(Work required)
Find every line in the records below that holds the word "icon" and copy it.

[Recorded data]
"""

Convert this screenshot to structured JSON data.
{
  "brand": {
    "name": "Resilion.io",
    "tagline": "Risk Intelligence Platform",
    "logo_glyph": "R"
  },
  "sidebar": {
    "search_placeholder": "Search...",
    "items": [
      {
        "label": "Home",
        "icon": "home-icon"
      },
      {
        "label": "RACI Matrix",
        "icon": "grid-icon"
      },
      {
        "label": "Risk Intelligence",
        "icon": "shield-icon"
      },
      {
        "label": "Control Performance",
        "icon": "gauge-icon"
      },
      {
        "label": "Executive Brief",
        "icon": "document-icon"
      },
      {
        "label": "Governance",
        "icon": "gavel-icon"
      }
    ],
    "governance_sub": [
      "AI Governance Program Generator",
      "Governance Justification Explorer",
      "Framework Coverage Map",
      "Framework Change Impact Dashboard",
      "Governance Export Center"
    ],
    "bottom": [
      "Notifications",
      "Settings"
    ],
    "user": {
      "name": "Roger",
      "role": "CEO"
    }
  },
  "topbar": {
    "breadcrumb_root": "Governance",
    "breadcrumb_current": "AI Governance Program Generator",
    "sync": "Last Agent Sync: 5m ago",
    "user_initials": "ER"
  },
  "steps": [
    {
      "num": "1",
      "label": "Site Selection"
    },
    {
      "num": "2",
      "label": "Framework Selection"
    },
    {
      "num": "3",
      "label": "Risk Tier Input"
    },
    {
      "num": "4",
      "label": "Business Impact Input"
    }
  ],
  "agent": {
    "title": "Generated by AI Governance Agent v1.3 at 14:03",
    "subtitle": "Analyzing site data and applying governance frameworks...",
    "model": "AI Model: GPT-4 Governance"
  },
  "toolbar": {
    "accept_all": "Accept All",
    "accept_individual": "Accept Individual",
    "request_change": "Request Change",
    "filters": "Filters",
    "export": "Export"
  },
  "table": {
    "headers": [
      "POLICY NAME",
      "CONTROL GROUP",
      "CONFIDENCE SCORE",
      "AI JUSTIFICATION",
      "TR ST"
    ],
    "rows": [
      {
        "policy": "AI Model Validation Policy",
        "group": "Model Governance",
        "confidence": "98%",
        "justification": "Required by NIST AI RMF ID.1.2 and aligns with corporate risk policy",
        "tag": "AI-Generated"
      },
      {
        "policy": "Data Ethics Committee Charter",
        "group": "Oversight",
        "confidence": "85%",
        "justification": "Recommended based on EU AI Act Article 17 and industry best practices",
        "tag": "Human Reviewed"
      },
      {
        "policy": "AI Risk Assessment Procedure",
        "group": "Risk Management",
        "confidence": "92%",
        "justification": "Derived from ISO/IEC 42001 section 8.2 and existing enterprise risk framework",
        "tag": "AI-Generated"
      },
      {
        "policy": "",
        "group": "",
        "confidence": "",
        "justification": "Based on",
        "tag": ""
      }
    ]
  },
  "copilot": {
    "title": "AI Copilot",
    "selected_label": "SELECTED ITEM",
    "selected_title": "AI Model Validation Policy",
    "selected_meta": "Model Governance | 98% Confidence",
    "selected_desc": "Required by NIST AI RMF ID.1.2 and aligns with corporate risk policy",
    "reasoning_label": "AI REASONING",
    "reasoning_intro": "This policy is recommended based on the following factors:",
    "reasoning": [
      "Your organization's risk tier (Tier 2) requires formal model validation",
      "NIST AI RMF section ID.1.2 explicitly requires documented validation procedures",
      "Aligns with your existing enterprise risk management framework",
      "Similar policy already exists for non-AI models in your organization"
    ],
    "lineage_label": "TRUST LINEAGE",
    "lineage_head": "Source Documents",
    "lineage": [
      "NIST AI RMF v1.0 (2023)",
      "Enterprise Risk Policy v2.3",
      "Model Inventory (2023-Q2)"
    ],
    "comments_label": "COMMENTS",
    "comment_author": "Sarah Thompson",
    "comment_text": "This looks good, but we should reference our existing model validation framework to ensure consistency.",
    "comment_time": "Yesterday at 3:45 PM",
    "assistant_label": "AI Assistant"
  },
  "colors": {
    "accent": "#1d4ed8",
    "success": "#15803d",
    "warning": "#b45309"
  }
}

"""
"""

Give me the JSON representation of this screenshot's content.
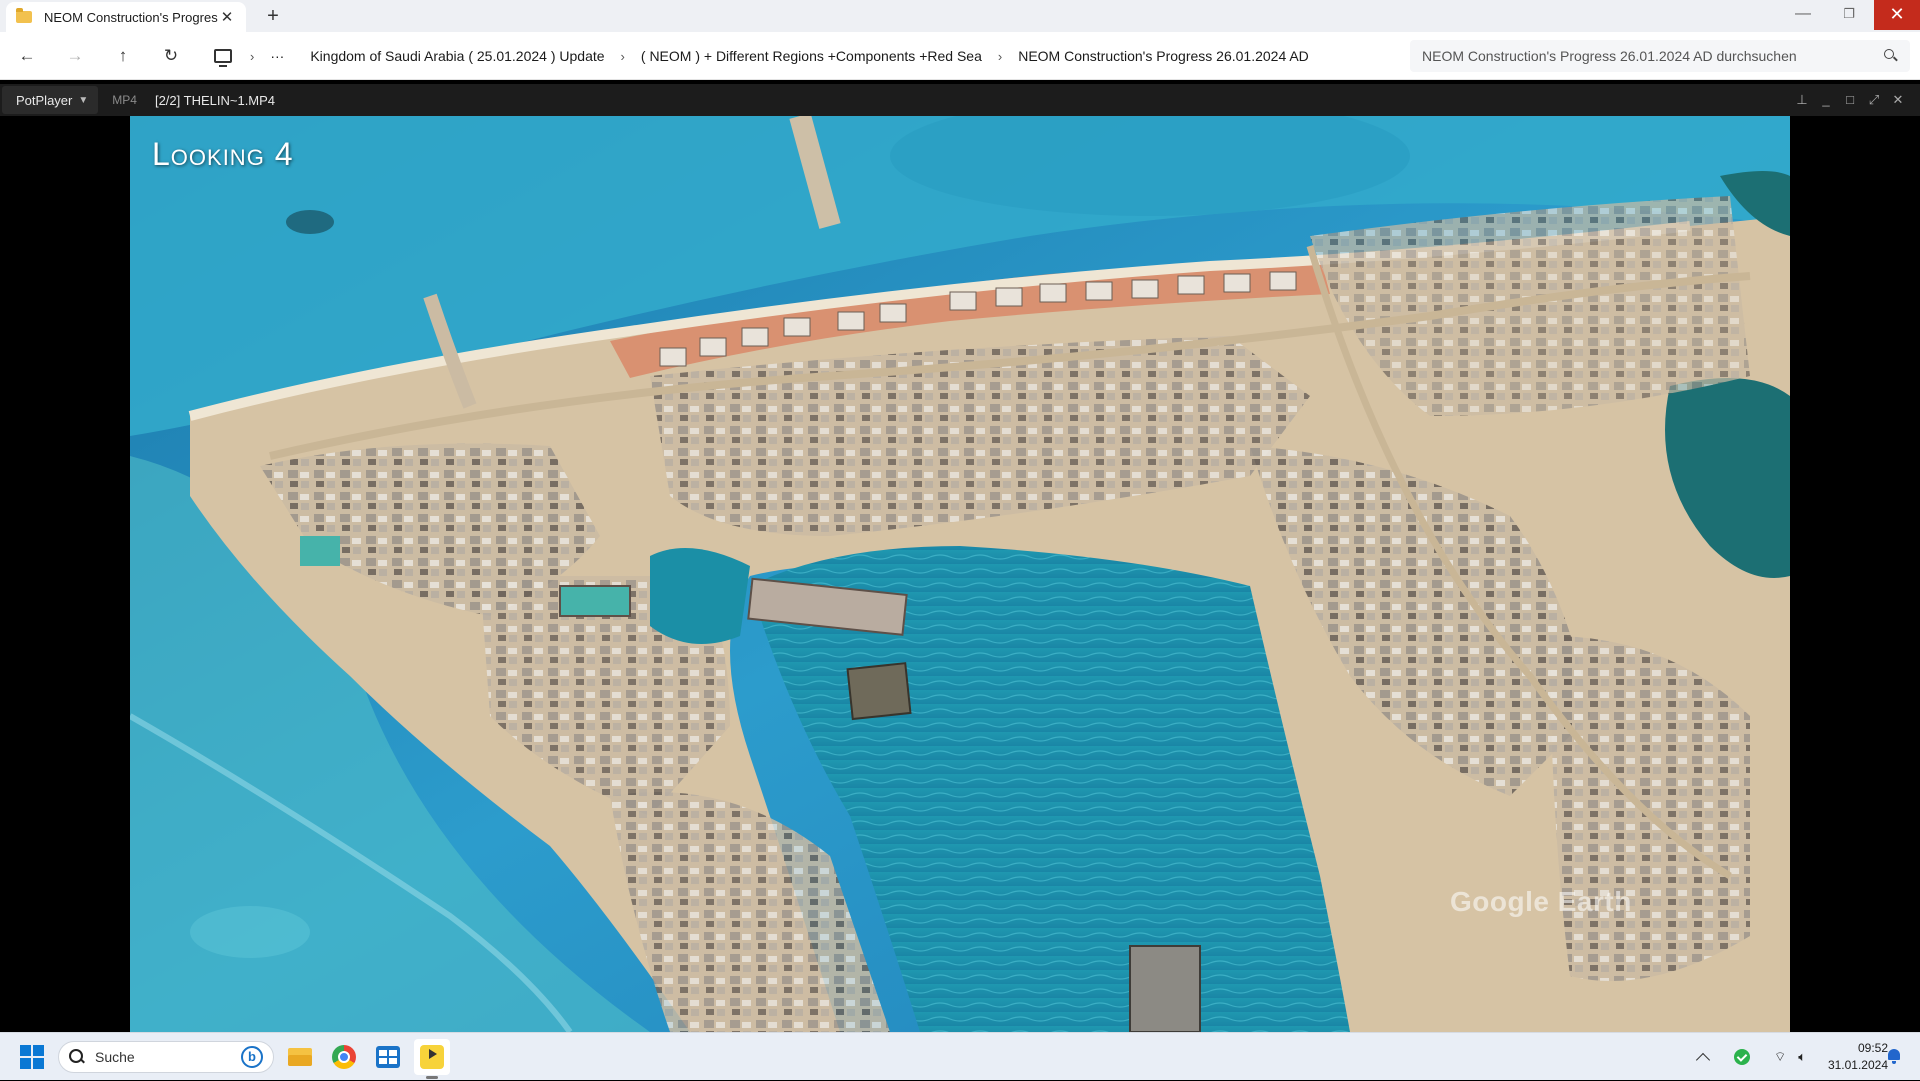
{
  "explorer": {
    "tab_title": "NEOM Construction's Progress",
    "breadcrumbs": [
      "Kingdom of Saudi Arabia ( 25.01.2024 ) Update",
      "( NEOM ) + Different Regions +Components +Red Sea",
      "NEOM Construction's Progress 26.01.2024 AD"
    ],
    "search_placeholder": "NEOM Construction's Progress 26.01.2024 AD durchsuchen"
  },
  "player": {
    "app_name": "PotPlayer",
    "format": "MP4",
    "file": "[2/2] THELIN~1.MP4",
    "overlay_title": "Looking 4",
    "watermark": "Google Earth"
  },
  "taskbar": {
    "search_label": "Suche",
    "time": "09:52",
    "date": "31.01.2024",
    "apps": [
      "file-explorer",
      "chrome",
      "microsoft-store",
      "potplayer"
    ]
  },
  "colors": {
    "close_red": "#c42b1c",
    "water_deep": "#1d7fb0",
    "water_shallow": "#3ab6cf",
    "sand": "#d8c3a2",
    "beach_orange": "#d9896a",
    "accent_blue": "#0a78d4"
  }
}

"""

(Exercise response)
        "icon": "home-icon"
        "icon": "grid-icon"
        "icon": "shield-icon"
        "icon": "gauge-icon"
        "icon": "document-icon"
        "icon": "gavel-icon"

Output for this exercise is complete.